Retype the listing exactly, with no images.
- - - -
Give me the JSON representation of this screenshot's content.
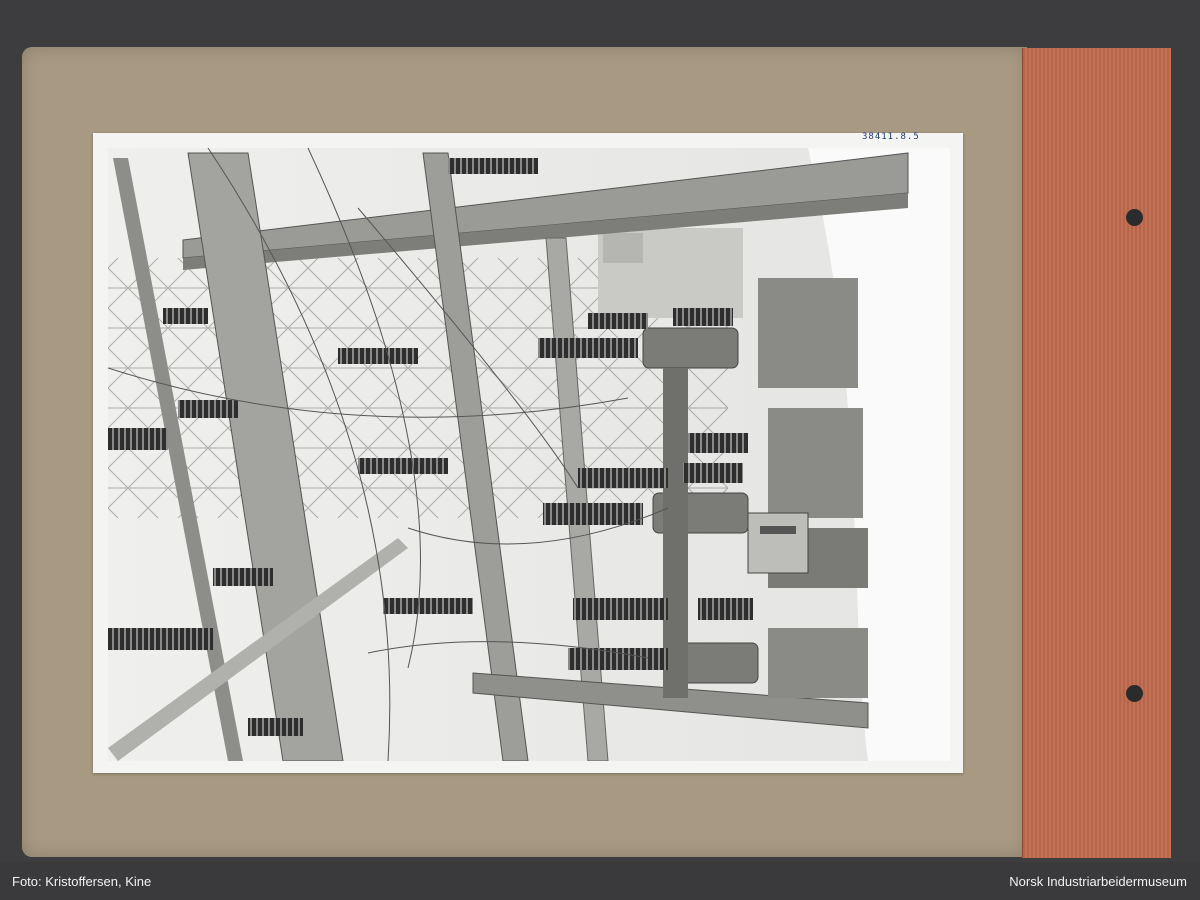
{
  "photo": {
    "pencil_note": "38411.8.5"
  },
  "footer": {
    "photo_credit": "Foto: Kristoffersen, Kine",
    "museum": "Norsk Industriarbeidermuseum"
  }
}
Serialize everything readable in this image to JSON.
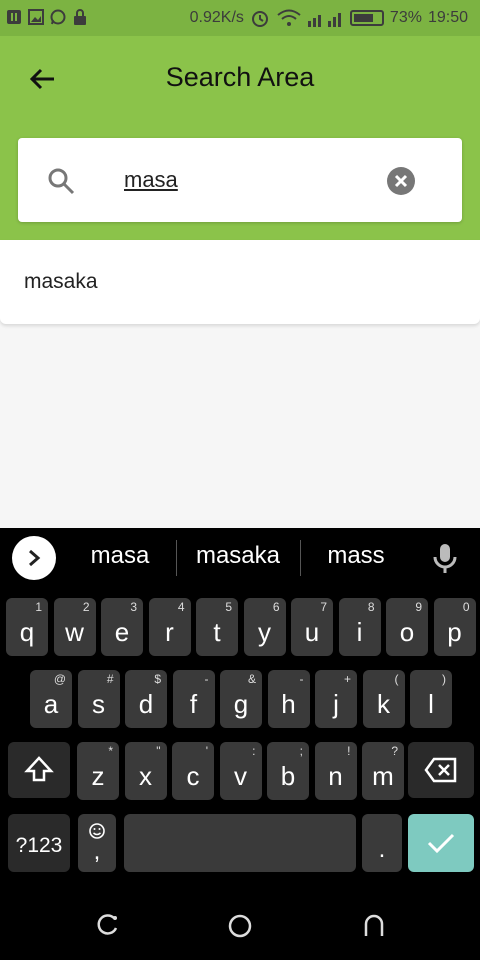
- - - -
Solution for this problem:
Give me the JSON representation of this screenshot's content.
{
  "photo": {
    "pencil_note": "38411.8.5"
  },
  "footer": {
    "photo_credit": "Foto: Kristoffersen, Kine",
    "museum": "Norsk Industriarbeidermuseum"
  }
}
Serialize everything readable in this image to JSON.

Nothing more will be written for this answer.